* _INSTRUCTIONS TO FOLLOW_: Scan the entries for lines with the word "JSON", then copy those lines.
============================================================
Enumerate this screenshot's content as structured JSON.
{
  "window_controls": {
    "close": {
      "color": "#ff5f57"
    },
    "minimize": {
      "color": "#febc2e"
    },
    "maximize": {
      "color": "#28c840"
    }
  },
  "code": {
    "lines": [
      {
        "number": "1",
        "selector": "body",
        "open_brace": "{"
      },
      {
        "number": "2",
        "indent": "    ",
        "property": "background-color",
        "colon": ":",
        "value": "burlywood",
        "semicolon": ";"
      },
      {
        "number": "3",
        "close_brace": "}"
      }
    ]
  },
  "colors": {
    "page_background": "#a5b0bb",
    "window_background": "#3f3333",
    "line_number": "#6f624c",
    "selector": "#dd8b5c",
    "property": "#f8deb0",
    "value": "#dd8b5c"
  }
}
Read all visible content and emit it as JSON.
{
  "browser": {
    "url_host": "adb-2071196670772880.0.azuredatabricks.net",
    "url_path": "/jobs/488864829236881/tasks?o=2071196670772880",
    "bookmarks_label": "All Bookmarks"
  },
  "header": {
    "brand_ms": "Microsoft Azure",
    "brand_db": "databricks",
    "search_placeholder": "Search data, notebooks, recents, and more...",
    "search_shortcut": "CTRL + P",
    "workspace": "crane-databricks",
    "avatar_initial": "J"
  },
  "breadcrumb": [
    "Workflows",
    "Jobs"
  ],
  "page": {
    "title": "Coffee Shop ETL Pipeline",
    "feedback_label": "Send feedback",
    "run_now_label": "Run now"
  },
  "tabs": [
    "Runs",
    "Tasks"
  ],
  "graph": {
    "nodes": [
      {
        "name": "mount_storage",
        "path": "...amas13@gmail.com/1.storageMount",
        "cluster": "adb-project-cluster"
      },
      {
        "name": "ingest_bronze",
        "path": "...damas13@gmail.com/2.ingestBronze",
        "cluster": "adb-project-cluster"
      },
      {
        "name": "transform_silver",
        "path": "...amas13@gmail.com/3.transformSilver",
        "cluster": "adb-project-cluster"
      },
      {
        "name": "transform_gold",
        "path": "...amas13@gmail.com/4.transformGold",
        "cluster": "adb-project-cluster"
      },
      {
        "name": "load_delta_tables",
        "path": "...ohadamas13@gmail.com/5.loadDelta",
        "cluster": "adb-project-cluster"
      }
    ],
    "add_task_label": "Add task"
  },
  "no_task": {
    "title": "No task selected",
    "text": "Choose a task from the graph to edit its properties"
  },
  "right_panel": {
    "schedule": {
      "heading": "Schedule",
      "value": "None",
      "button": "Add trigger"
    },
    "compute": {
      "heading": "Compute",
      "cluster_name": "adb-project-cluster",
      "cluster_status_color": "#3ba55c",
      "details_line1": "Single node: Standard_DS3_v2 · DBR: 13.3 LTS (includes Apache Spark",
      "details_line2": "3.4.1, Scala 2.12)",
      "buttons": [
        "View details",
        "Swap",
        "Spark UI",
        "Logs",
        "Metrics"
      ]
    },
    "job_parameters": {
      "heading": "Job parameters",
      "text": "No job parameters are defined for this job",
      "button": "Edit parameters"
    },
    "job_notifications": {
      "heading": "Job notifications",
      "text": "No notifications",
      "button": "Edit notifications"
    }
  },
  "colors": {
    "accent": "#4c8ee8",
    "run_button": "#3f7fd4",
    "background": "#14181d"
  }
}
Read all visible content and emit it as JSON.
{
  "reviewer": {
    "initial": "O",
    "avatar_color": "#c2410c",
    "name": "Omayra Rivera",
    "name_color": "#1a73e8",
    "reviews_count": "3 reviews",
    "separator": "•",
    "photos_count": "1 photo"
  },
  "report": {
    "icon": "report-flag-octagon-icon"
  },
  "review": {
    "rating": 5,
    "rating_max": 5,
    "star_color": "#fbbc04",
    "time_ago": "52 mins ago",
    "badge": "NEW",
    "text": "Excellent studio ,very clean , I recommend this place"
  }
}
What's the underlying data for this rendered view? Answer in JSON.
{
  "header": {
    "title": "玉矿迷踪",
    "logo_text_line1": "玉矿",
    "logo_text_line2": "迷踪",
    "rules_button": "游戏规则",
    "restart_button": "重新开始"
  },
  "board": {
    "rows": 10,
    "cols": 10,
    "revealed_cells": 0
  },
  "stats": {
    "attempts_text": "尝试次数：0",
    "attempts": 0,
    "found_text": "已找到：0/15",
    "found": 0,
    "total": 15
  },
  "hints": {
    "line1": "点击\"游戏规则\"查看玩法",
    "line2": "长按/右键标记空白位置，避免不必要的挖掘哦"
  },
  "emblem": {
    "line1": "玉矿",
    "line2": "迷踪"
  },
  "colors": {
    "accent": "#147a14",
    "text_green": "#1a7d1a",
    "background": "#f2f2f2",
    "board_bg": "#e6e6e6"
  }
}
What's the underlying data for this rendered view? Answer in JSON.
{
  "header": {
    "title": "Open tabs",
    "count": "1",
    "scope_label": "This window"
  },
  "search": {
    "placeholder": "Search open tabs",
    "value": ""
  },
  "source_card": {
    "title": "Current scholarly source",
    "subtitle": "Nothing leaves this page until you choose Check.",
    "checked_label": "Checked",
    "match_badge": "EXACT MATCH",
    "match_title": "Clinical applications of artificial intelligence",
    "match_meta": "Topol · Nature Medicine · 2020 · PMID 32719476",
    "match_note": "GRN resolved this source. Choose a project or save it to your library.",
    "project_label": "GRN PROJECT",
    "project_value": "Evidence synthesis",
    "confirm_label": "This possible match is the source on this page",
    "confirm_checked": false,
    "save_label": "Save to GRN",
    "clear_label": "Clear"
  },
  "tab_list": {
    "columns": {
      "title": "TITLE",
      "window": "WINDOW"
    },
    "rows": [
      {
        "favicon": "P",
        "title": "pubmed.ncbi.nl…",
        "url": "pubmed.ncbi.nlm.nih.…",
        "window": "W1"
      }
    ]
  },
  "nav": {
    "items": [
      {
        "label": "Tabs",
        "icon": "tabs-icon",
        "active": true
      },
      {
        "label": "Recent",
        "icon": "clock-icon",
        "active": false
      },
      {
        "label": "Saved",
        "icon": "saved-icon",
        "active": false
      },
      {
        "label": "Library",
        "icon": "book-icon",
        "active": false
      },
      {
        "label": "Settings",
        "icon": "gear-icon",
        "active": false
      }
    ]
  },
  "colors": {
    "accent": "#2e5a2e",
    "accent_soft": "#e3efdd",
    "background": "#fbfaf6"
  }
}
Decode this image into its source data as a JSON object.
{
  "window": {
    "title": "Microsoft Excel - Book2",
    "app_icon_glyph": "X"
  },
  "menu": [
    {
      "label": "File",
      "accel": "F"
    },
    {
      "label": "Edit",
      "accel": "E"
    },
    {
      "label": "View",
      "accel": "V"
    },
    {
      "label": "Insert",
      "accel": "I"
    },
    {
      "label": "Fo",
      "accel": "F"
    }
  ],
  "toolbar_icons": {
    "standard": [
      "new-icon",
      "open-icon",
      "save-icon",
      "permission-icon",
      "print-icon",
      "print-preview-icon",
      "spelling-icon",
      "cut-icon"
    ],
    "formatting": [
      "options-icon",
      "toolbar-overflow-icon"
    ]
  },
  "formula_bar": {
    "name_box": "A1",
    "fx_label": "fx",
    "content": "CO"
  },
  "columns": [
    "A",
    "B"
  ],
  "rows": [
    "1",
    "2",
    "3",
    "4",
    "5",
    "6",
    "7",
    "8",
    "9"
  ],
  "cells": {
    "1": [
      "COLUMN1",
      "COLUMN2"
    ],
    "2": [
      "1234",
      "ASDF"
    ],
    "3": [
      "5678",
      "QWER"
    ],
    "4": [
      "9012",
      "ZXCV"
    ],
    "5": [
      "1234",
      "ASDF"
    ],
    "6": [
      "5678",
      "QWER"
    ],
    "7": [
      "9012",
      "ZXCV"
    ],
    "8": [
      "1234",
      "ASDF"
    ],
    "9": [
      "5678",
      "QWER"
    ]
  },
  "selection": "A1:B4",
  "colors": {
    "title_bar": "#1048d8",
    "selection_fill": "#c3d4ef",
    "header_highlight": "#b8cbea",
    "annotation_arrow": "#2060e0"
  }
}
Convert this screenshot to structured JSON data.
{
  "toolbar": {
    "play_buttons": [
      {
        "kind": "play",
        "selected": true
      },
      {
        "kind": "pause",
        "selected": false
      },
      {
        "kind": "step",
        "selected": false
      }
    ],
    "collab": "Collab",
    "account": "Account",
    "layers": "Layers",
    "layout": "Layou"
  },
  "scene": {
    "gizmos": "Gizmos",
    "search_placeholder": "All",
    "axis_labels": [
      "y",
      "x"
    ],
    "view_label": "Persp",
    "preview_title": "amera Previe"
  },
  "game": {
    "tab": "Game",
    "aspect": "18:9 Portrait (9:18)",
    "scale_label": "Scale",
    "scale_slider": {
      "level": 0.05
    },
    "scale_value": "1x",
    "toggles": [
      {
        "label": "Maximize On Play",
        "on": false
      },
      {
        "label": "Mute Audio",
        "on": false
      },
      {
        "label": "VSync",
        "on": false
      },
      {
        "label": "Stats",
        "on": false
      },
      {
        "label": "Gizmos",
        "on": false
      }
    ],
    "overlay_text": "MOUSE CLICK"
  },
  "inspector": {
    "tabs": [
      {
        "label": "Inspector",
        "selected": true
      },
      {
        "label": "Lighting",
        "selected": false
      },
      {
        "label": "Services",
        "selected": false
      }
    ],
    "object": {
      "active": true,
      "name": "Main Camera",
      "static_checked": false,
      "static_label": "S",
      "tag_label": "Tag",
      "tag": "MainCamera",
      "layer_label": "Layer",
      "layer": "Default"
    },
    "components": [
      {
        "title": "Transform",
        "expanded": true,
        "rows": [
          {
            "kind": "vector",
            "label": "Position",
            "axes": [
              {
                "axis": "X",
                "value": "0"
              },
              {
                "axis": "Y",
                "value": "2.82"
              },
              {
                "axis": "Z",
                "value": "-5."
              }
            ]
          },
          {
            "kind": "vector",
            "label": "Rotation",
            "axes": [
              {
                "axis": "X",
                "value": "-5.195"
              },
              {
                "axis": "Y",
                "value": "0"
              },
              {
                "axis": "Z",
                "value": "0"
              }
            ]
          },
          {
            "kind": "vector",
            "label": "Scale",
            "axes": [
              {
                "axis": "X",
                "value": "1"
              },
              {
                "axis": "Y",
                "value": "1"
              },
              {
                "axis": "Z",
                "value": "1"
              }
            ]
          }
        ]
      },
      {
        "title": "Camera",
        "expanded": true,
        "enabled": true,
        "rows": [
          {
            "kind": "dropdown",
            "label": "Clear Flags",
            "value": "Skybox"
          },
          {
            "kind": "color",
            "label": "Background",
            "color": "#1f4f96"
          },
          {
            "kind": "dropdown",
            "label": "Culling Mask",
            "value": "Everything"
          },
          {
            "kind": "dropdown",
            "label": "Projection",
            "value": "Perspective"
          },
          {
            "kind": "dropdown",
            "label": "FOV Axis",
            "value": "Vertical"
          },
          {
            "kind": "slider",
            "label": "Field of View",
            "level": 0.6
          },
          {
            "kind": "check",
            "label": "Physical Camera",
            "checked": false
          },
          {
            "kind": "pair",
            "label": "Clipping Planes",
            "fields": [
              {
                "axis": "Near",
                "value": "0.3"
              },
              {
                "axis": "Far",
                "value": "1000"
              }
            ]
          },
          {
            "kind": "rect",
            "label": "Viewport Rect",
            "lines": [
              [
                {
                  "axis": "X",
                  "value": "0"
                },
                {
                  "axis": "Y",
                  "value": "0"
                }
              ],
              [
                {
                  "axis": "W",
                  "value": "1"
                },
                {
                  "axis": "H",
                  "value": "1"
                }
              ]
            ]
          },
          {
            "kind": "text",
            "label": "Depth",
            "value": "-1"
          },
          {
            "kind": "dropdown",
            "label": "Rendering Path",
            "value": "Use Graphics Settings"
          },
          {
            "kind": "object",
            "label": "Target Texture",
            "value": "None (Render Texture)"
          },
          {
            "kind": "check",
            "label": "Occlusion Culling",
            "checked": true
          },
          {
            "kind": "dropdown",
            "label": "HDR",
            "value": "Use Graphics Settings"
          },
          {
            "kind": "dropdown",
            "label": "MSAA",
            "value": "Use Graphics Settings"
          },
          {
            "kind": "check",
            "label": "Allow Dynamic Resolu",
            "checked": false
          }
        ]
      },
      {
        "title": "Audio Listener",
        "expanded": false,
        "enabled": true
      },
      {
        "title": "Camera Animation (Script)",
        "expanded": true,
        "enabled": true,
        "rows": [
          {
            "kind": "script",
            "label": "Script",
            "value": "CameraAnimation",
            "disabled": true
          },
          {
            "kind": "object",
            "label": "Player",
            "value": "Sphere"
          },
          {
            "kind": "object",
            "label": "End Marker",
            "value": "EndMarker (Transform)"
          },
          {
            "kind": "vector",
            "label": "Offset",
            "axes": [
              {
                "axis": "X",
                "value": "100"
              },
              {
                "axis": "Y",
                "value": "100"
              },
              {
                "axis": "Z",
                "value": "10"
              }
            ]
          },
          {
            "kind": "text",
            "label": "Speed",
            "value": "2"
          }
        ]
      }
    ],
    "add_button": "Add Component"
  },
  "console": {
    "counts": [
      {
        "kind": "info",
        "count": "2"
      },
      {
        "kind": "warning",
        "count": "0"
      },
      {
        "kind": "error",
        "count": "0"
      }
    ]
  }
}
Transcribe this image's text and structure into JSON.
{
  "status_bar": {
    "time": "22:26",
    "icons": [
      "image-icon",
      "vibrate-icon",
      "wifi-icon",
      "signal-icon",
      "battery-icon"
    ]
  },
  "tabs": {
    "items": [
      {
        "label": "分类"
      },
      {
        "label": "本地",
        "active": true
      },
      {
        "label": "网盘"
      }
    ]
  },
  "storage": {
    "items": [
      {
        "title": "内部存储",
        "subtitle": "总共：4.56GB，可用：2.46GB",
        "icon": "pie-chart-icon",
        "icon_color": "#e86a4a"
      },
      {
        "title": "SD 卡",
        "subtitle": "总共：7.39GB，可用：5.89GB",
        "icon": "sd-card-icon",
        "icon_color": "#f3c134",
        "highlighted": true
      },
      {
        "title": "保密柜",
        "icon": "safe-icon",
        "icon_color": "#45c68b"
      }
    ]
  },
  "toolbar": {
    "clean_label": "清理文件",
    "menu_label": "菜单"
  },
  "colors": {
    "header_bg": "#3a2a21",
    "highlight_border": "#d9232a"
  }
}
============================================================
* _SOLVED EXERCISE_:
Enumerate this screenshot's content as structured JSON.
Read all visible content and emit it as JSON.
Read all visible content and emit it as JSON.
What's the underlying data for this rendered view? Answer in JSON.
What's the underlying data for this rendered view? Answer in JSON.
Decode this image into its source data as a JSON object.
Convert this screenshot to structured JSON data.
Transcribe this image's text and structure into JSON.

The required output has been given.